It’s a cliché that Hollywood has a horrendous reputation with regards to computer game motion pictures. Be that as it may, it’s not by any means exact. There are bunches of extraordinary computer game motion pictures out there – they’re simply not founded on genuine computer games.
Whenever “Jumanji” turned out in 1995, one’s first drive was to entrust it to an undeniably overstuffed document checked “Junky Cheeseball Robin Williams Movies.” The film’s one genuine qualification was its wilderness mammoths. The lions and monkeys and elephants and rhinos and zebras, rampaging through a kitchen, were enlivened through the then-novel marvel of advanced symbolism; this was two years after “Jurassic Park,” yet the innovation still felt courageous. As an experience, “Jumanji” was special mysterious junk, yet its animals, so fearsomely alive, appeared to be a piece of some overcome new zoological garden.
Jumanji inhales identity into original characters
The first and conceivably most essential thing that Jumanji adds to the computer game film format is muddled three-dimensional characters. In recreations, the saints are left fairly clear by a plan. They may have backstories, details, and some pre-decided idiosyncrasies, yet it’s up to the players to breath life into them, by infusing their own personas and decisions into those symbols.
Jumanji presents four original symbols – the sturdy legend (Dwayne Johnson), the reliable sidekick (Kevin Hart), the kickass cutie (Karen Gillan), and the geeky teacher (Jack Black). In any case, it at that point rounds them out with the identities of the four players – a geek, a muscle head, an overachiever, and a ruler honey bee, separately.
Jumanji grasps the uncanny falsity of computer games
That strain we just discussed, between the player and the symbol?

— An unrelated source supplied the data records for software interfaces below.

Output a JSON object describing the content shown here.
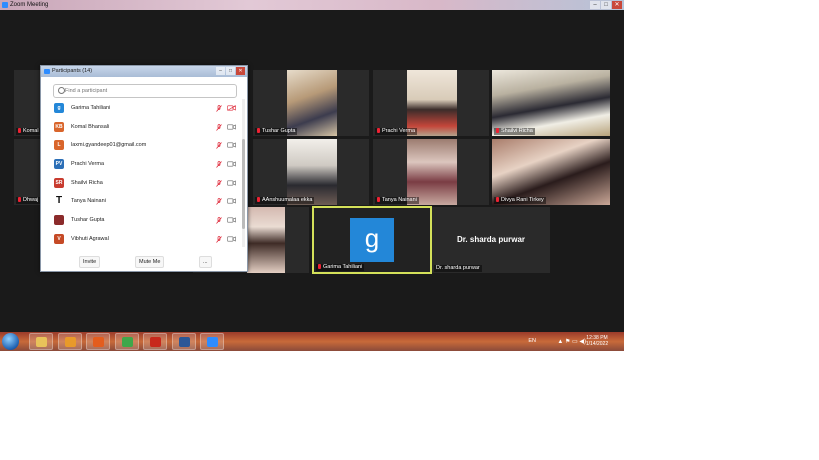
{
  "window": {
    "title": "Zoom Meeting",
    "controls": [
      "–",
      "□",
      "✕"
    ]
  },
  "gallery": {
    "tiles": [
      {
        "name": "Komal B"
      },
      {
        "name": "Tushar Gupta"
      },
      {
        "name": "Prachi Verma"
      },
      {
        "name": "Shailvi Richa"
      },
      {
        "name": "Dhwaj"
      },
      {
        "name": "AAnshuumalaa ekka"
      },
      {
        "name": "Tanya Nainani"
      },
      {
        "name": "Divya Rani Tirkey"
      },
      {
        "name": "Garima Tahiliani",
        "avatar_letter": "g"
      },
      {
        "name": "Dr. sharda purwar",
        "display_name": "Dr. sharda purwar"
      }
    ]
  },
  "participants_panel": {
    "title": "Participants (14)",
    "search_placeholder": "Find a participant",
    "participants": [
      {
        "initials": "g",
        "name": "Garima Tahiliani",
        "color": "#2387d8"
      },
      {
        "initials": "KB",
        "name": "Komal Bhansali",
        "color": "#d9652b"
      },
      {
        "initials": "L",
        "name": "laxmi.gyandeep01@gmail.com",
        "color": "#d9652b"
      },
      {
        "initials": "PV",
        "name": "Prachi Verma",
        "color": "#2c6fb7"
      },
      {
        "initials": "SR",
        "name": "Shailvi Richa",
        "color": "#c83b2f"
      },
      {
        "initials": "T",
        "name": "Tanya Nainani",
        "color": "transparent"
      },
      {
        "initials": "",
        "name": "Tushar Gupta",
        "color": "#8b2b2b"
      },
      {
        "initials": "V",
        "name": "Vibhuti Agrawal",
        "color": "#c54a26"
      }
    ],
    "footer": {
      "invite": "Invite",
      "mute_me": "Mute Me",
      "more": "..."
    }
  },
  "taskbar": {
    "language": "EN",
    "time": "12:38 PM",
    "date": "1/14/2022",
    "tray_icons": "▲ ⚑ ▭ ◀)",
    "apps": [
      {
        "icon": "folder-icon",
        "color": "#e8c25a"
      },
      {
        "icon": "media-player-icon",
        "color": "#e89a2a"
      },
      {
        "icon": "firefox-icon",
        "color": "#e35d1e"
      },
      {
        "icon": "chrome-icon",
        "color": "#3fa74a"
      },
      {
        "icon": "pdf-icon",
        "color": "#c8281c"
      },
      {
        "icon": "word-icon",
        "color": "#2b5797"
      },
      {
        "icon": "zoom-icon",
        "color": "#2d8cff"
      }
    ]
  }
}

Jumanji lives in the contact between those two parts. There are heaps of jokes about the peculiarity of getting to be another person, including an uproariously clever scene in which the ruler honey bee player gets to know her new male life structures.
Jumanji also takes genial pokes at NPCs (their befuddling nature, their stilted patter), character details (like apparently arbitrary shortcomings), and cutscenes (what the heck are these all of a sudden infodumps?). It jabs fun at the female symbol’s hellaciously unfeasible outfit, and mines astonishing tenderness from the way time never truly appears to advance in a diversion.
Jumanji gets the opportunity to assemble its reality (practically) starting with no outside help
At that point, there’s the way that Jumanji, however it pays praise to computer games, isn’t really obligated to a specific amusement. There’s no committed fanbase that may get irritated on the off chance that you redesign the characters, no complicated folklore that should be unraveled for general groups of onlookers. In that sense, Jumanji works practically like a unique motion picture, in that it gets the opportunity to construct the vast majority of its reality starting with no outside help.
Jumanji knows when to dump the computer game pride
Truth be told, the entire film is organized less like a diversion than a motion picture. It unfurls legitimately and straightly and doesn’t wind or rehash itself the way a session of gameplay may. Be that as it may, there, as well, Jumanji figures out how to have it both ways, showing the steadily rising stakes as a gesture to the dynamically harder “levels” in computer games.
Jumanji comprehends the interest of computer games
As it were, Jumanji realizes that motion pictures and diversions advance to gatherings of people in various ways. But the reason it’s so effective as a computer game motion picture, particularly, is that it comprehends why individuals adore diversions.
Also, when, at a certain point, a character communicates a want to remain in the amusement everlastingly, it’s very straightforward what they mean. It’s a whimsical supposition, however one that should feel relatable to any individual who’s at any point vanished into a dream diversion world and felt a reel of dissatisfaction at being maneuvered once again into the genuine one.